Otterson is new to me, having first read about it last winter. It is, apparently, a vigorous, trouble-free and productive tree. Its fruit should be the size of Redfield’s or a bit larger; amazing anthocyanin levels offer lots of color and testy (acid, bitterness & tannin) additions to cider. I grafted it just a couple weeks ago; it appears there are several callused already. My guess, it will bloom and ripen rather early (by Sept. 10?)

If you cannot get your hands on Geneva 890, (which I am trying first time this year), then I’d recommend MM106. Alan has mentioned its attributes. Anything you find of really small vigor, or is quite precocious (bloom and fruit early in life) MM111 might serve best.

You might try Budagovsky 118 for a comparison with MM111. More precocious & productive, equally good root anchoring, it is, itself, a red-fleshed variety, so would reinforce that aspect of the trees you contemplate growing. Easily obtained in Europe.

1 Like

I bought several redlove trees and a baya Marisa, but they are all grafted on top of an m9, which is not optimal at all with my conditions. So those would be my very first grafting target. Thank you very much for the tips, I think I might go with the Geneva, If I can’t find it I think I will go with mm106. As redloves I got odysso era circe and calypso.

1 Like

Another option would be grafting a dwarf interstem to MM111, which would create a well-anchored and more precocious semi-dwarf tree. Commonly done with Bud 9 & M9. There are several threads on here about doing that.

1 Like

I also read something about that, but im not really sure about how that would turn out as im not really the best grafter out there ahah!

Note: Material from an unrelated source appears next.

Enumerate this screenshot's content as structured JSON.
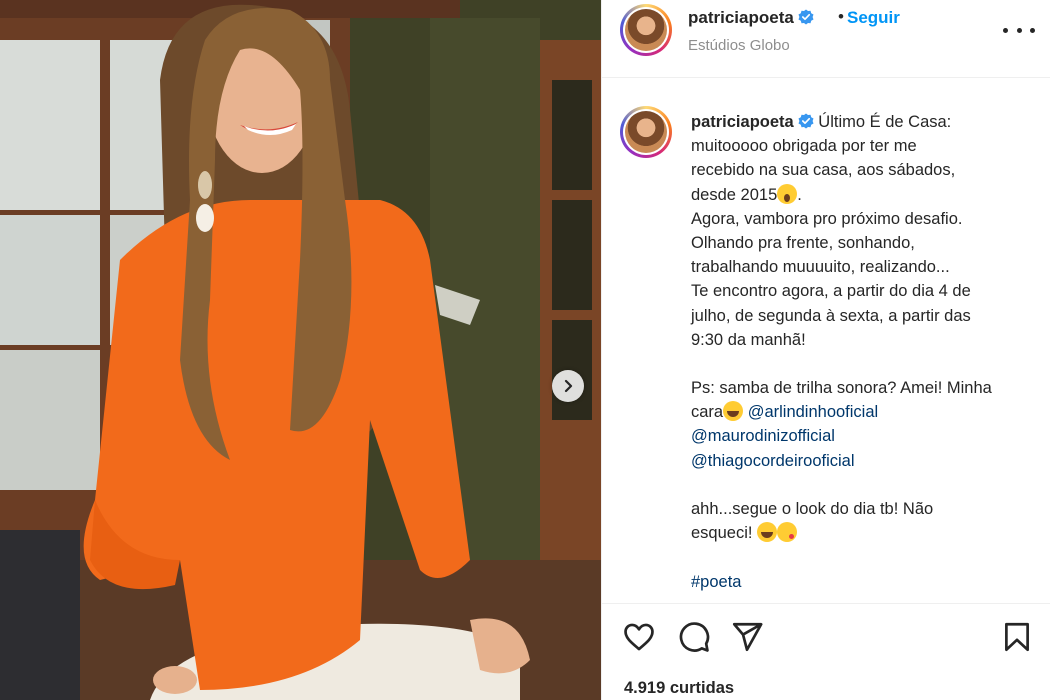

I encouraged scaffold branches to begin a bit lower and be spaced a bit closer than one usually would, and trained them to be nearly horizontal fairly early via weights. When the trees began producing flower buds, I allowed more of them to mature and bear fruit early on than one usually would with a young tree. I’ve also been a bit stingy with fertilizer and supplemental water.

Structurally, I haven’t been particularly formal, but most of my trees could be classified as modified central leader.

I’ve planted or grafted quite a few red-fleshed apples. I have all of Alfred Etter’s red varieties, and a handful of others as well. Of those that are bearing, my current favorites are Pink Pearl and Mott’s Pink (early), and Christmas Pink and Pink Parfait (late). I’ve planted a Red Devil and will get my first harvest from that this year. I hear good things about Red Devil and Rosette, both English apples that should be relatively easy to find in Europe. The Etter apples may be more of a challenge to locate.

1 Like

Thank you very much jerry, I will surely look them up, I didn’t know there were so many around!

I don’t think any of us yet have good idea if the Relove trees make a full sized tree or not on a standard root. (But I am going to find out, as I put Odysso on Antonovka this spring.)
Cierce is no better tasting to me than Niedzwetzkyana, which is dry, astringent and sour, although juicier.

As NuttingBumpus says, Redfield and Otterson apparently make full sized trees. My Redfield finally bloomed on MM111, but then all the fruitlets got froze about April 14,15.

If I could find it, I’d try “Estonian wine apple” (Veinoun)…should be easier to locate in Europe.
Bakran, from Pakistan or Iran, is about ping pong ball sized, juicy and sour, should make excellent jelly just sugar and juice. Sort of drooping limbs.
I have other red fleshed, but young grafts and have not fruited.

3 Likes

They certainly look less vigorous on m9 compared to other cultivars, so I might guess that they are a little dwarfy themselves

I have thousands of apple trees (1,600 different varieties of which 250+ are red fleshed) and the majority are on M111. Although I have probably every available root stock somewhere as part of my testing. I prefer M111 because it does better in our lousy clay soil and produces trees that are a perfect size for guests to our UPic and anchor pretty good. I say pretty good because as our orchard name says, Hocking Hills Orchard, the majority of my trees are on our two hills and even M111 struggles to hold upright a tree on a bit of a slope when we have never ending rain. So this past weekend I was out straightening up trees because I think we are 9 inches over average already for rain?

6 Likes